About the Early American Manuscripts Project
With support from the The Polonsky Foundation, The New York Public Library is currently digitizing upwards of 50,000 pages of historic early American manuscript material. The Early American Manuscripts Project will allow students, researchers, and the general public to revisit major political events of the era from new perspectives and to explore currents of everyday social, cultural, and economic life in the colonial, revolutionary, and early national periods. The project will present on-line for the first time high quality facsimiles of key documents from America’s Founding, including the papers of George Washington, Thomas Jefferson, Alexander Hamilton and James Madison. Drawing on the full breadth of the Library’s manuscript collections, it will also make widely available less well-known manuscript sources, including business papers of Atlantic merchants, diaries of people ranging from elite New York women to Christian Indian preachers, and organizational records of voluntary associations and philanthropic organizations.

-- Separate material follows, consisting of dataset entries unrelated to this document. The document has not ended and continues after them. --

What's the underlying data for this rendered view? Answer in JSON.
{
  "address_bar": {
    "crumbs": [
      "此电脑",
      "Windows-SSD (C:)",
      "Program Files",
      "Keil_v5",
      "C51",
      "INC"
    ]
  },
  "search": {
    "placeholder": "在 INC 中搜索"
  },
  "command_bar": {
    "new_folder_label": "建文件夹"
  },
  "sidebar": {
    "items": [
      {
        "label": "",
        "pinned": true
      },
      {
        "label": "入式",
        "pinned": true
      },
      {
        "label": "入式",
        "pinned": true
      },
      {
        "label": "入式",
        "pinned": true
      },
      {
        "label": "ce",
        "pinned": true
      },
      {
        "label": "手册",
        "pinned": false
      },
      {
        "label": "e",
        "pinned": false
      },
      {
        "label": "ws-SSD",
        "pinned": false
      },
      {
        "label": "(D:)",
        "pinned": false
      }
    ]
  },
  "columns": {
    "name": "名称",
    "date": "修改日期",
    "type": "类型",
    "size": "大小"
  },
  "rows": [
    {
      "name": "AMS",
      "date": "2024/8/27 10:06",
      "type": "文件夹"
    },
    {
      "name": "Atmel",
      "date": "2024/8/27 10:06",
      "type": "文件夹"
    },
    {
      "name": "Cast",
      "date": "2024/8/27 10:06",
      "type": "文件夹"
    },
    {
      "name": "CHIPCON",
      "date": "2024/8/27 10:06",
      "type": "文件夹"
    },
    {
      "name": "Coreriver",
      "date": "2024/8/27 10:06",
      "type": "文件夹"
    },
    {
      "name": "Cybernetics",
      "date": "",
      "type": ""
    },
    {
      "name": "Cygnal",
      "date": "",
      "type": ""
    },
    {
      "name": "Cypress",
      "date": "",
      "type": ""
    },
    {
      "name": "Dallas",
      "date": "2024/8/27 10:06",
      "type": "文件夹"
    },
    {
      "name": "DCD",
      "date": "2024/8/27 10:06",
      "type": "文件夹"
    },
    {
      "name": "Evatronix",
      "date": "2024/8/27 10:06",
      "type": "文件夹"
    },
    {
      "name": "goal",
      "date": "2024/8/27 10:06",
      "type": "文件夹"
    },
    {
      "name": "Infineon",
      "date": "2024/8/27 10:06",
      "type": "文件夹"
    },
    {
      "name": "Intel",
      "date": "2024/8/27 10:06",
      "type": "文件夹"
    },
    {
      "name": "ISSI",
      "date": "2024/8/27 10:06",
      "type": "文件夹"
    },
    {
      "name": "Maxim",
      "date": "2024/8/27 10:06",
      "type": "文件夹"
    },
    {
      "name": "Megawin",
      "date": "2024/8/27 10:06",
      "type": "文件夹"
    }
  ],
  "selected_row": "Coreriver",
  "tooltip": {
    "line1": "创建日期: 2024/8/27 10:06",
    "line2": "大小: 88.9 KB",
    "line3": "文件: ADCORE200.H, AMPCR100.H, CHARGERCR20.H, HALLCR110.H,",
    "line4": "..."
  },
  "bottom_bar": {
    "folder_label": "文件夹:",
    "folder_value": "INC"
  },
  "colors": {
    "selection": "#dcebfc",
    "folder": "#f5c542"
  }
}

Over the next two years, this trove of manuscript sources, previously available only at the Library, will be made freely available through nypl.org.